• _WHAT NEEDS TO BE DONE_
Only a number is wanted: how many lines in the records below contain "background"?

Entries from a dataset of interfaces
----

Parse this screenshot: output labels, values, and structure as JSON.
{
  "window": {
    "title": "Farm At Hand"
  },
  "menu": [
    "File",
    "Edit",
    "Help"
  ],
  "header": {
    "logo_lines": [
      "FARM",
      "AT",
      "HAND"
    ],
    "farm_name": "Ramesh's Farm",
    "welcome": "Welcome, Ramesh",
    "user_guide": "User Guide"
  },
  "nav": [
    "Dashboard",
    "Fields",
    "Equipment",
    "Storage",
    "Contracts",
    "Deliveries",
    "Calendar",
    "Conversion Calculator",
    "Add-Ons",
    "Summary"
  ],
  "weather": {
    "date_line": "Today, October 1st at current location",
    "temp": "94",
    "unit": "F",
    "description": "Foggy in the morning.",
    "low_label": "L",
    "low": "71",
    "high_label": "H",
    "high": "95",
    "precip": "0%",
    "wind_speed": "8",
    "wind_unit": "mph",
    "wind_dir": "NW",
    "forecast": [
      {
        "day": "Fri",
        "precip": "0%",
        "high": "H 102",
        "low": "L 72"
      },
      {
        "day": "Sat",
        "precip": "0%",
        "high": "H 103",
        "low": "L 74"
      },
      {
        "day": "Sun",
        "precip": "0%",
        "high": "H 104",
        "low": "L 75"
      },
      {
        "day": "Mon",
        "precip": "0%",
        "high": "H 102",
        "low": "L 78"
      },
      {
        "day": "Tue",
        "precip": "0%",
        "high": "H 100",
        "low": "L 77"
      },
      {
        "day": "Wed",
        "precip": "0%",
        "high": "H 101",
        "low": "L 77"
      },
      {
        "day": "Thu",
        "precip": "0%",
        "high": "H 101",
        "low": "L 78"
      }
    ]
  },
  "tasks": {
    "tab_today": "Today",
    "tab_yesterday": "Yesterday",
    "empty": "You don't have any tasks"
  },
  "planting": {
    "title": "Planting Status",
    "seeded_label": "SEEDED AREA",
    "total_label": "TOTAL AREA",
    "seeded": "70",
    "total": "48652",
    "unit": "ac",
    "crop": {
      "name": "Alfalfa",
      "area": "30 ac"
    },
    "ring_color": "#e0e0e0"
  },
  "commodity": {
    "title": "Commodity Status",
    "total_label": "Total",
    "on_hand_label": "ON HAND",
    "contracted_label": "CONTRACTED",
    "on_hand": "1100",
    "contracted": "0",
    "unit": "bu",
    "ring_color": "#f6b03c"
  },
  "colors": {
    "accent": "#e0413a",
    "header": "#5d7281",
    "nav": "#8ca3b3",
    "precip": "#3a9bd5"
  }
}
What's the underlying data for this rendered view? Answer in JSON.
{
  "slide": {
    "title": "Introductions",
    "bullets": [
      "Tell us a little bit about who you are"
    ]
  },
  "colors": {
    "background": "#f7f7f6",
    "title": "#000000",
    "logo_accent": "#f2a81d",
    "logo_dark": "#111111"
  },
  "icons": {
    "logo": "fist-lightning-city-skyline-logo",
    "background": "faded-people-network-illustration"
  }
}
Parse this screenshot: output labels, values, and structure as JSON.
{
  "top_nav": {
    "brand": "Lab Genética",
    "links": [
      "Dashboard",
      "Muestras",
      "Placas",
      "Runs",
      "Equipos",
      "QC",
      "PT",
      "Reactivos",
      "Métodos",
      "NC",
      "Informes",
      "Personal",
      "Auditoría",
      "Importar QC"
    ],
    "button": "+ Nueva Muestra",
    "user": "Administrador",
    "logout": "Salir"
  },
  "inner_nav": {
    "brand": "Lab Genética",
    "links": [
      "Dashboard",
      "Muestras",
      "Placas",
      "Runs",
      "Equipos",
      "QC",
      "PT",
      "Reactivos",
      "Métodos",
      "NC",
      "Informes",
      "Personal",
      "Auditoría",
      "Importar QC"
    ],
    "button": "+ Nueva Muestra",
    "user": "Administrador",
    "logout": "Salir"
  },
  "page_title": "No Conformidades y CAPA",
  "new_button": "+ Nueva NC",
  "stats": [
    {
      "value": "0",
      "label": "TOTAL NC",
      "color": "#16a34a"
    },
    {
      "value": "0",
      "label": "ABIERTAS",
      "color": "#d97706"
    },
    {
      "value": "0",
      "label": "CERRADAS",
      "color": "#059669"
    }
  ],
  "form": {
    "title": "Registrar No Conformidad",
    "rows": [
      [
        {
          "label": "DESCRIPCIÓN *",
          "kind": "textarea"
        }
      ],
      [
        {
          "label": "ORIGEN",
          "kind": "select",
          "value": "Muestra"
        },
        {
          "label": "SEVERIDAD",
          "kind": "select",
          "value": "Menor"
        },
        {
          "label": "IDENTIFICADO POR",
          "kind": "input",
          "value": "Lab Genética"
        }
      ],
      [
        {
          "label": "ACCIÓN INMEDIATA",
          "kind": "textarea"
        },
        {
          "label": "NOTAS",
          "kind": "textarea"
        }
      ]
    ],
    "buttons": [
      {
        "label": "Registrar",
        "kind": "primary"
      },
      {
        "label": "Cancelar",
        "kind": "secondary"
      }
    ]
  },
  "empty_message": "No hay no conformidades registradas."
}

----

• _EXERCISE SOLUTION_
2